John Franke, in his new and exciting book Manifold Witness: The Plurality of Truth (Living Theology) addresses the topic of truth.
No one speaks entirely for the emerging conversation, but many speak against the emerging conversation as if it can be narrowed to one point of view. This is why it is important for critics to read what John Franke says about truth, ultimate Truth:
“Simply for me… Truth … is a person, Jesus Christ” (43). Thus, “Knowing truth and participating in truth depend … on being properly related to this one person who is divine truth” (44). But, there’s more: Jesus is not alone the truth, he is the Truth in relation to the Father. And he is Truth in relation to the Paraclete, the Holy Spirit. Here John is working with John 14 and John 15. Truth, then, is bound up with and identical to the persons of the Trinity (45). God, for the Christian, is the Triune God.
But some, Franke observes, say the Trinity is not used as a term in the Bible, so Franke observes this in response: “theological teaching which the early Christians understood as defending the central faith convictions of the Bible and the church” (47). It was a “nonnegotiable of the gospel” (47).
Trinitarian thinking preserves the monotheism of the Old Testament and the unmistakable belief of the exalted status of Jesus Christ and the Spirit.
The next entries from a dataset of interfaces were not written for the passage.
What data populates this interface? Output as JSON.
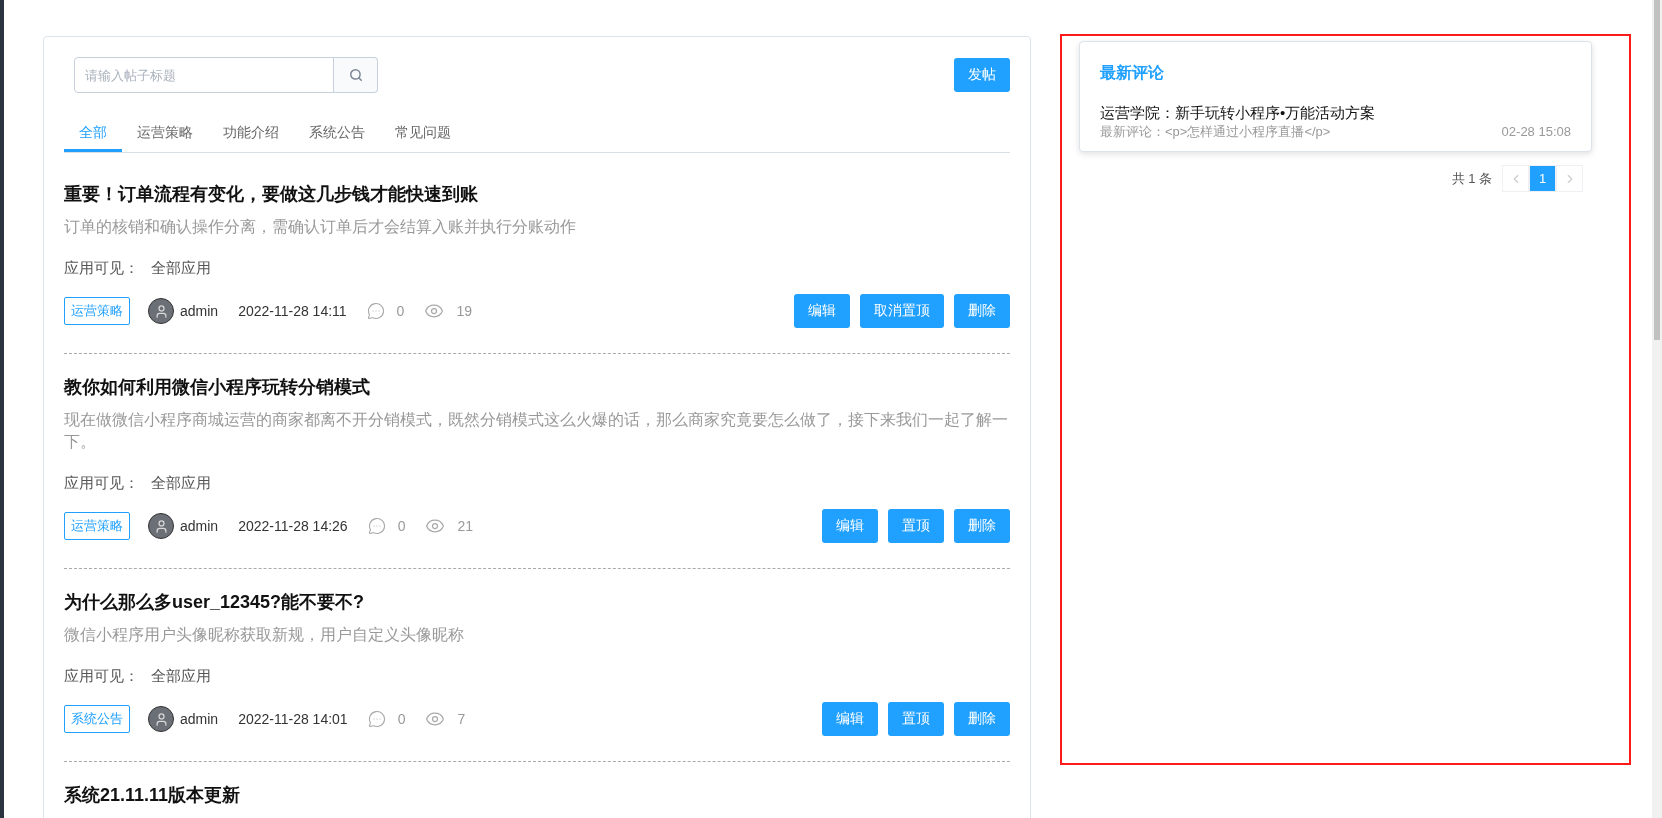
{
  "search": {
    "placeholder": "请输入帖子标题"
  },
  "post_button": "发帖",
  "tabs": [
    {
      "label": "全部",
      "selected": true
    },
    {
      "label": "运营策略",
      "selected": false
    },
    {
      "label": "功能介绍",
      "selected": false
    },
    {
      "label": "系统公告",
      "selected": false
    },
    {
      "label": "常见问题",
      "selected": false
    }
  ],
  "posts": [
    {
      "title": "重要！订单流程有变化，要做这几步钱才能快速到账",
      "summary": "订单的核销和确认操作分离，需确认订单后才会结算入账并执行分账动作",
      "visibility_label": "应用可见：",
      "visibility_value": "全部应用",
      "tag": "运营策略",
      "author": "admin",
      "time": "2022-11-28 14:11",
      "comments": "0",
      "views": "19",
      "actions": [
        "编辑",
        "取消置顶",
        "删除"
      ]
    },
    {
      "title": "教你如何利用微信小程序玩转分销模式",
      "summary": "现在做微信小程序商城运营的商家都离不开分销模式，既然分销模式这么火爆的话，那么商家究竟要怎么做了，接下来我们一起了解一下。",
      "visibility_label": "应用可见：",
      "visibility_value": "全部应用",
      "tag": "运营策略",
      "author": "admin",
      "time": "2022-11-28 14:26",
      "comments": "0",
      "views": "21",
      "actions": [
        "编辑",
        "置顶",
        "删除"
      ]
    },
    {
      "title": "为什么那么多user_12345?能不要不?",
      "summary": "微信小程序用户头像昵称获取新规，用户自定义头像昵称",
      "visibility_label": "应用可见：",
      "visibility_value": "全部应用",
      "tag": "系统公告",
      "author": "admin",
      "time": "2022-11-28 14:01",
      "comments": "0",
      "views": "7",
      "actions": [
        "编辑",
        "置顶",
        "删除"
      ]
    },
    {
      "title": "系统21.11.11版本更新"
    }
  ],
  "latest_comments": {
    "title": "最新评论",
    "items": [
      {
        "title": "运营学院：新手玩转小程序•万能活动方案",
        "comment": "最新评论：<p>怎样通过小程序直播</p>",
        "time": "02-28 15:08"
      }
    ]
  },
  "pagination": {
    "total": "共 1 条",
    "pages": [
      {
        "label": "1",
        "selected": true
      }
    ]
  }
}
The challenge of connecting these two beliefs — God’s oneness and the deity of Christ and the Spirit — led to the Trinity as the only way to make sense of the Christian God.
John tells a story of a conversation with students who knew one had to believe in the Trinity but could neither define it nor show its impact on daily living. John thinks Trinity matters deeply:
God is as God acts, and God’s acts are love. The eternal Trinitarian relationship is one of love. That inner love is a unity-in-plurality and a plurality-in-love. In this (perichoretic) relationship, we learn two things about God — who is Truth:
1. God is Social: three persons in one, one in three.
2. God is missional: the Father “sends” love to the Son and the Son “sends” love to the Spirit” and the Spirit “sends” and … each is missionally related to the other. As one Being, Three Persons. But there’s more: the missional God sends his love to the created world in Jesus Christ, the Son of God. God creates as an extension of love and he redeems in that same love.